> **DATASET RECORDS**:
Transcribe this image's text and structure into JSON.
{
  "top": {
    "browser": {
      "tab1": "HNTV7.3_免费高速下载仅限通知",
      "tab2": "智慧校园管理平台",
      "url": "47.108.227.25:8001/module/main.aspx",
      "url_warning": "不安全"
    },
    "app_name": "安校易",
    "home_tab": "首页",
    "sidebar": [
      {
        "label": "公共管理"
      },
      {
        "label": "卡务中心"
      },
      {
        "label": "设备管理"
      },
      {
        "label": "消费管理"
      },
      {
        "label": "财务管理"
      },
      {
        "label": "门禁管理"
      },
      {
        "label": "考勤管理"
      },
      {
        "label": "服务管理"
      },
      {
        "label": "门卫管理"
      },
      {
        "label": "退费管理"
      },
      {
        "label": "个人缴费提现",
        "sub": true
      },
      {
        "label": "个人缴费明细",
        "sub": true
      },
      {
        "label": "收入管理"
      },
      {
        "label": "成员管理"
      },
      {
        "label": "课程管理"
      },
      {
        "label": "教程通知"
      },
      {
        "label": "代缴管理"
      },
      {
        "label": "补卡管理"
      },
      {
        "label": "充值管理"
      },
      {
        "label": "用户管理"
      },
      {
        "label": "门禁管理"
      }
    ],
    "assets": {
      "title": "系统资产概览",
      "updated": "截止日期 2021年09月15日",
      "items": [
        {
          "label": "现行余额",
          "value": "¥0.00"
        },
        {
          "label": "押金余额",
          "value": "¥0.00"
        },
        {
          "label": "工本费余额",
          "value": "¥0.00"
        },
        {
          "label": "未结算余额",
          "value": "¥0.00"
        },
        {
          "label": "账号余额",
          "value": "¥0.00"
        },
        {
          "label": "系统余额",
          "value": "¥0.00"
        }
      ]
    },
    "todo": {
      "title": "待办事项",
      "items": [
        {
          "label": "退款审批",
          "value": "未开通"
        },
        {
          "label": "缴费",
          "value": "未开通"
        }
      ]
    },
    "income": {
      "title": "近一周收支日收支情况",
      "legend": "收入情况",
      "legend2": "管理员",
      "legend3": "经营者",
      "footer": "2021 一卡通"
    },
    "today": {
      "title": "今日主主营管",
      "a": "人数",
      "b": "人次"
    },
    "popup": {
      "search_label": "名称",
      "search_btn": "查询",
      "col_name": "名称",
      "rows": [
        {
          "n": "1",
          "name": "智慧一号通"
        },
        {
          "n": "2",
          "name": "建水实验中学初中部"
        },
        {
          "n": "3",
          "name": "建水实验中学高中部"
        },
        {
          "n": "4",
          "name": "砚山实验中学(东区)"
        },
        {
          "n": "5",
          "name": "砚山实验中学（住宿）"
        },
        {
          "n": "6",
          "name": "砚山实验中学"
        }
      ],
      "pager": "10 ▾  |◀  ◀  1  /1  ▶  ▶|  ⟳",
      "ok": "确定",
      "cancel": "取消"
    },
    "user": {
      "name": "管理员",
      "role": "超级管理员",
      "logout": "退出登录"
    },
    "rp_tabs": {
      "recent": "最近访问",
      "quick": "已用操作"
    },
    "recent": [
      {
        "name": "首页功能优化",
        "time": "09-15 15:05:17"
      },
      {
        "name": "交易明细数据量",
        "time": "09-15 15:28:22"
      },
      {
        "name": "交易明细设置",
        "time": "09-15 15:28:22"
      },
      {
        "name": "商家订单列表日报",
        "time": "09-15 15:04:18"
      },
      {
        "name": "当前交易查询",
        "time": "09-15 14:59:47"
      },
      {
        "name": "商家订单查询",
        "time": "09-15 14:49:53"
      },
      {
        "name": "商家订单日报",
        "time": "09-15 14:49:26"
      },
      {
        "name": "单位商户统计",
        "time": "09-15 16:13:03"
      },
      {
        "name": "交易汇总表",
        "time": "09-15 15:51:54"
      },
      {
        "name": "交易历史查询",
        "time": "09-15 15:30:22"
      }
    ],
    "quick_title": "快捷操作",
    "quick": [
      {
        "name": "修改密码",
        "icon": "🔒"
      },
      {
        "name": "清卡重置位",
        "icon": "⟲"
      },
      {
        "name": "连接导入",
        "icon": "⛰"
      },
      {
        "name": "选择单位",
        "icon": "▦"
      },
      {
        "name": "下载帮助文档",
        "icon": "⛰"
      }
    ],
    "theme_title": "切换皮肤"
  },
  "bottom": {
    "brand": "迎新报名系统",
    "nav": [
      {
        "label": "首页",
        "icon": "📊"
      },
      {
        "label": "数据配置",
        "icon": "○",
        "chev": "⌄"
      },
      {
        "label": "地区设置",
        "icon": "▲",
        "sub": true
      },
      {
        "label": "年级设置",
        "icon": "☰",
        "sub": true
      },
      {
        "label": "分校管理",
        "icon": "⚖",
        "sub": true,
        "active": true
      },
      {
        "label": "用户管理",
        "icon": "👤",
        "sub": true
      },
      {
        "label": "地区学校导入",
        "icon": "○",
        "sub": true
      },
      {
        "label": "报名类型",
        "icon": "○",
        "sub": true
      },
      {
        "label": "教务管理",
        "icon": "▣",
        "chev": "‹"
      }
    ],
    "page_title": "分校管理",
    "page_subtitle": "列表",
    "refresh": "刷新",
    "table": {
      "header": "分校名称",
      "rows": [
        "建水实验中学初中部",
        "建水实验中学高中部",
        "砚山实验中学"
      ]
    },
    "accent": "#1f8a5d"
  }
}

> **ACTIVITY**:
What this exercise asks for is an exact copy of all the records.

> **TASK OUTPUT**:
Transcribe this image's text and structure into JSON.
{
  "top": {
    "browser": {
      "tab1": "HNTV7.3_免费高速下载仅限通知",
      "tab2": "智慧校园管理平台",
      "url": "47.108.227.25:8001/module/main.aspx",
      "url_warning": "不安全"
    },
    "app_name": "安校易",
    "home_tab": "首页",
    "sidebar": [
      {
        "label": "公共管理"
      },
      {
        "label": "卡务中心"
      },
      {
        "label": "设备管理"
      },
      {
        "label": "消费管理"
      },
      {
        "label": "财务管理"
      },
      {
        "label": "门禁管理"
      },
      {
        "label": "考勤管理"
      },
      {
        "label": "服务管理"
      },
      {
        "label": "门卫管理"
      },
      {
        "label": "退费管理"
      },
      {
        "label": "个人缴费提现",
        "sub": true
      },
      {
        "label": "个人缴费明细",
        "sub": true
      },
      {
        "label": "收入管理"
      },
      {
        "label": "成员管理"
      },
      {
        "label": "课程管理"
      },
      {
        "label": "教程通知"
      },
      {
        "label": "代缴管理"
      },
      {
        "label": "补卡管理"
      },
      {
        "label": "充值管理"
      },
      {
        "label": "用户管理"
      },
      {
        "label": "门禁管理"
      }
    ],
    "assets": {
      "title": "系统资产概览",
      "updated": "截止日期 2021年09月15日",
      "items": [
        {
          "label": "现行余额",
          "value": "¥0.00"
        },
        {
          "label": "押金余额",
          "value": "¥0.00"
        },
        {
          "label": "工本费余额",
          "value": "¥0.00"
        },
        {
          "label": "未结算余额",
          "value": "¥0.00"
        },
        {
          "label": "账号余额",
          "value": "¥0.00"
        },
        {
          "label": "系统余额",
          "value": "¥0.00"
        }
      ]
    },
    "todo": {
      "title": "待办事项",
      "items": [
        {
          "label": "退款审批",
          "value": "未开通"
        },
        {
          "label": "缴费",
          "value": "未开通"
        }
      ]
    },
    "income": {
      "title": "近一周收支日收支情况",
      "legend": "收入情况",
      "legend2": "管理员",
      "legend3": "经营者",
      "footer": "2021 一卡通"
    },
    "today": {
      "title": "今日主主营管",
      "a": "人数",
      "b": "人次"
    },
    "popup": {
      "search_label": "名称",
      "search_btn": "查询",
      "col_name": "名称",
      "rows": [
        {
          "n": "1",
          "name": "智慧一号通"
        },
        {
          "n": "2",
          "name": "建水实验中学初中部"
        },
        {
          "n": "3",
          "name": "建水实验中学高中部"
        },
        {
          "n": "4",
          "name": "砚山实验中学(东区)"
        },
        {
          "n": "5",
          "name": "砚山实验中学（住宿）"
        },
        {
          "n": "6",
          "name": "砚山实验中学"
        }
      ],
      "pager": "10 ▾  |◀  ◀  1  /1  ▶  ▶|  ⟳",
      "ok": "确定",
      "cancel": "取消"
    },
    "user": {
      "name": "管理员",
      "role": "超级管理员",
      "logout": "退出登录"
    },
    "rp_tabs": {
      "recent": "最近访问",
      "quick": "已用操作"
    },
    "recent": [
      {
        "name": "首页功能优化",
        "time": "09-15 15:05:17"
      },
      {
        "name": "交易明细数据量",
        "time": "09-15 15:28:22"
      },
      {
        "name": "交易明细设置",
        "time": "09-15 15:28:22"
      },
      {
        "name": "商家订单列表日报",
        "time": "09-15 15:04:18"
      },
      {
        "name": "当前交易查询",
        "time": "09-15 14:59:47"
      },
      {
        "name": "商家订单查询",
        "time": "09-15 14:49:53"
      },
      {
        "name": "商家订单日报",
        "time": "09-15 14:49:26"
      },
      {
        "name": "单位商户统计",
        "time": "09-15 16:13:03"
      },
      {
        "name": "交易汇总表",
        "time": "09-15 15:51:54"
      },
      {
        "name": "交易历史查询",
        "time": "09-15 15:30:22"
      }
    ],
    "quick_title": "快捷操作",
    "quick": [
      {
        "name": "修改密码",
        "icon": "🔒"
      },
      {
        "name": "清卡重置位",
        "icon": "⟲"
      },
      {
        "name": "连接导入",
        "icon": "⛰"
      },
      {
        "name": "选择单位",
        "icon": "▦"
      },
      {
        "name": "下载帮助文档",
        "icon": "⛰"
      }
    ],
    "theme_title": "切换皮肤"
  },
  "bottom": {
    "brand": "迎新报名系统",
    "nav": [
      {
        "label": "首页",
        "icon": "📊"
      },
      {
        "label": "数据配置",
        "icon": "○",
        "chev": "⌄"
      },
      {
        "label": "地区设置",
        "icon": "▲",
        "sub": true
      },
      {
        "label": "年级设置",
        "icon": "☰",
        "sub": true
      },
      {
        "label": "分校管理",
        "icon": "⚖",
        "sub": true,
        "active": true
      },
      {
        "label": "用户管理",
        "icon": "👤",
        "sub": true
      },
      {
        "label": "地区学校导入",
        "icon": "○",
        "sub": true
      },
      {
        "label": "报名类型",
        "icon": "○",
        "sub": true
      },
      {
        "label": "教务管理",
        "icon": "▣",
        "chev": "‹"
      }
    ],
    "page_title": "分校管理",
    "page_subtitle": "列表",
    "refresh": "刷新",
    "table": {
      "header": "分校名称",
      "rows": [
        "建水实验中学初中部",
        "建水实验中学高中部",
        "砚山实验中学"
      ]
    },
    "accent": "#1f8a5d"
  }
}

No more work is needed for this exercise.